Earlier today, Republicans were hitting on a recording of Obama in 1998 in which the future President says he “believe(s) in some redistribution”.
“I think the trick is figuring out how do we structure government systems that pool resources and hence facilitate some redistribution – because I actually believe in some redistribution, at least at a certain level to make sure that everybody’s got a shot.”
It’s those final words – “I actually believe in some redistribution” – that Republicans have latched onto, characterizing them as an endorsement of redistributing wealth, rather than making sure government agencies were well supported. Many conservatives argue redistributing wealth is akin to socialism.
That’s hardly a revelation. The President’s staunch support of taking from those who work and giving to those who watch the work is well-documented, in word and deed.
Now though, a new recording has surfaced of Obama in 2001, and it’s a rather alarming statement on just how far he thinks government can reach in their quest to spread the wealth. Essentially, he believes there is theoretical justification for the Supreme Court to do the redistributing.
Back in 2001, Barack Obama gave this stunning interview to a Chicago public radio station in which he talked about using the Supreme Court, the most undemocratic of the three branches of government, to “spread the wealth.”
A rough excerpt:

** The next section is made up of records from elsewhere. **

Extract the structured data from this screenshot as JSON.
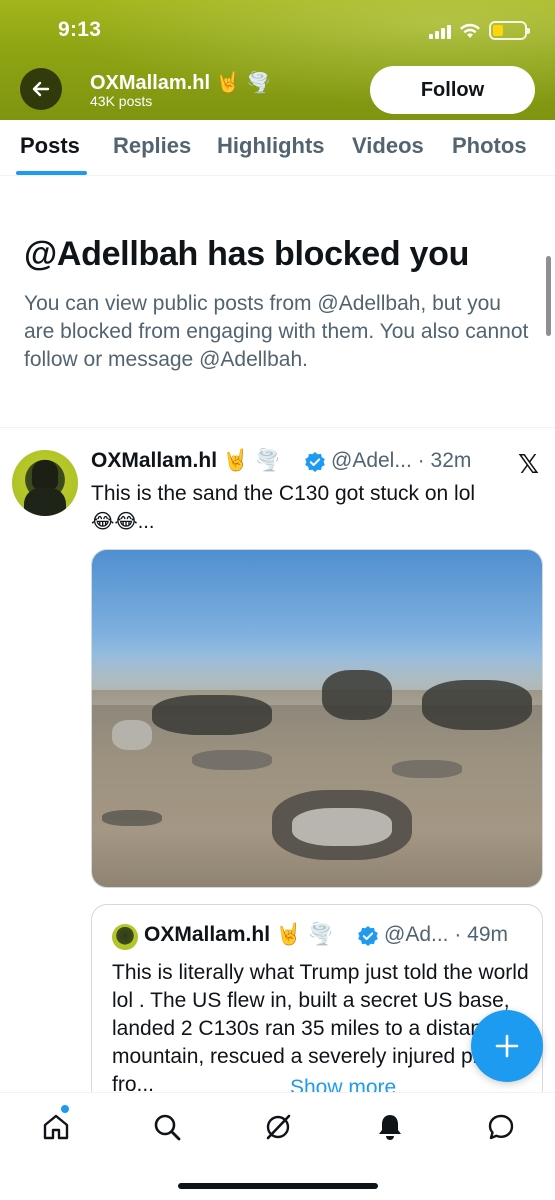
{
  "status_bar": {
    "time": "9:13"
  },
  "header": {
    "profile_name": "OXMallam.hl",
    "name_emojis": [
      "🤘",
      "🌪️"
    ],
    "post_count": "43K posts",
    "follow_label": "Follow",
    "banner_color": "#8fa514"
  },
  "tabs": [
    {
      "label": "Posts",
      "active": true
    },
    {
      "label": "Replies",
      "active": false
    },
    {
      "label": "Highlights",
      "active": false
    },
    {
      "label": "Videos",
      "active": false
    },
    {
      "label": "Photos",
      "active": false
    }
  ],
  "blocked_notice": {
    "title": "@Adellbah has blocked you",
    "body": "You can view public posts from @Adellbah, but you are blocked from engaging with them. You also cannot follow or message @Adellbah."
  },
  "tweet": {
    "author": "OXMallam.hl",
    "author_emojis": [
      "🤘",
      "🌪️"
    ],
    "handle_time": "@Adel... · 32m",
    "text": "This is the sand the C130 got stuck on lol",
    "text_emojis": "😂😂...",
    "source_icon": "x-logo"
  },
  "quote_tweet": {
    "author": "OXMallam.hl",
    "author_emojis": [
      "🤘",
      "🌪️"
    ],
    "handle_time": "@Ad... · 49m",
    "text": "This is literally what Trump just told the world lol . The US flew in, built a secret US base, landed 2 C130s ran 35 miles to a distant mountain, rescued a severely injured pilot fro...",
    "show_more": "Show more"
  },
  "bottom_nav": [
    "home-icon",
    "search-icon",
    "grok-icon",
    "notifications-icon",
    "messages-icon"
  ],
  "colors": {
    "accent": "#1d9bf0",
    "text": "#0f1419",
    "muted": "#536471"
  }
}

If you look at the victories and failures of the civil rights movement and its litigation strategy in the court, I think where it succeeded was to invest formal rights in previously dispossessed peoples so that I would now have the right to vote, I would now be able to sit at a lunch counter and order, and as long as I could pay for it, I’d be OK. But the Supreme Court never ventured into the issues of redistribution of wealth and the more basic issues of political and economic justice in this society, and to that extent, as radical as, I think, people try to characterize the Warren court, it wasn’t that radical; it didn’t break free from the essential constraints that were placed by the Founding Fathers and the Constitution…. One of the, I think, tragedies of the civil rights movement was because the civil rights movement became so court focused, I think, there was a tendency to lose track of the political and community organizing activities on the ground that are able to put together the actual coalitions of power through which you bring about redistributive change, and in some ways, we still suffer from that. You can craft theoretical justification for it legally, and any three of us sitting here could come up with a rationale for bringing about economic change through the courts.